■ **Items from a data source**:
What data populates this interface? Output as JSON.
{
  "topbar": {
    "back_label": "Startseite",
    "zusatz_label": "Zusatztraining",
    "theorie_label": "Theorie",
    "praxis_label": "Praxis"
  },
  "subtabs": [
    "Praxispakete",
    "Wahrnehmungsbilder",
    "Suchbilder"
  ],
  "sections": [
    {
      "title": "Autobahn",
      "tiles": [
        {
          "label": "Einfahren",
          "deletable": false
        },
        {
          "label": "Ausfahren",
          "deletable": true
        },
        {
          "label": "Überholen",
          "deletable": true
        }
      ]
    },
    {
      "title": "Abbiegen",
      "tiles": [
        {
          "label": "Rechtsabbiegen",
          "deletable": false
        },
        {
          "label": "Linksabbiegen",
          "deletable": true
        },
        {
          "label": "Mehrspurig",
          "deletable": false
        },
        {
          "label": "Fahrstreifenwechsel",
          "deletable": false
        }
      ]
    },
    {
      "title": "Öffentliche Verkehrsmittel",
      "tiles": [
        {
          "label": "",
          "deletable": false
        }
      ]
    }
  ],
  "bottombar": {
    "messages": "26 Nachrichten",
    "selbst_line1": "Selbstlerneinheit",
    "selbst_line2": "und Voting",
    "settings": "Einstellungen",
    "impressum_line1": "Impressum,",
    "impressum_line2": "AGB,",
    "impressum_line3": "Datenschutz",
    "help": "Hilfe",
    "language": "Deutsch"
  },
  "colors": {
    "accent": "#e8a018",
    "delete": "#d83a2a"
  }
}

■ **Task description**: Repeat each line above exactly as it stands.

■ **Answer to this exercise**:
What data populates this interface? Output as JSON.
{
  "topbar": {
    "back_label": "Startseite",
    "zusatz_label": "Zusatztraining",
    "theorie_label": "Theorie",
    "praxis_label": "Praxis"
  },
  "subtabs": [
    "Praxispakete",
    "Wahrnehmungsbilder",
    "Suchbilder"
  ],
  "sections": [
    {
      "title": "Autobahn",
      "tiles": [
        {
          "label": "Einfahren",
          "deletable": false
        },
        {
          "label": "Ausfahren",
          "deletable": true
        },
        {
          "label": "Überholen",
          "deletable": true
        }
      ]
    },
    {
      "title": "Abbiegen",
      "tiles": [
        {
          "label": "Rechtsabbiegen",
          "deletable": false
        },
        {
          "label": "Linksabbiegen",
          "deletable": true
        },
        {
          "label": "Mehrspurig",
          "deletable": false
        },
        {
          "label": "Fahrstreifenwechsel",
          "deletable": false
        }
      ]
    },
    {
      "title": "Öffentliche Verkehrsmittel",
      "tiles": [
        {
          "label": "",
          "deletable": false
        }
      ]
    }
  ],
  "bottombar": {
    "messages": "26 Nachrichten",
    "selbst_line1": "Selbstlerneinheit",
    "selbst_line2": "und Voting",
    "settings": "Einstellungen",
    "impressum_line1": "Impressum,",
    "impressum_line2": "AGB,",
    "impressum_line3": "Datenschutz",
    "help": "Hilfe",
    "language": "Deutsch"
  },
  "colors": {
    "accent": "#e8a018",
    "delete": "#d83a2a"
  }
}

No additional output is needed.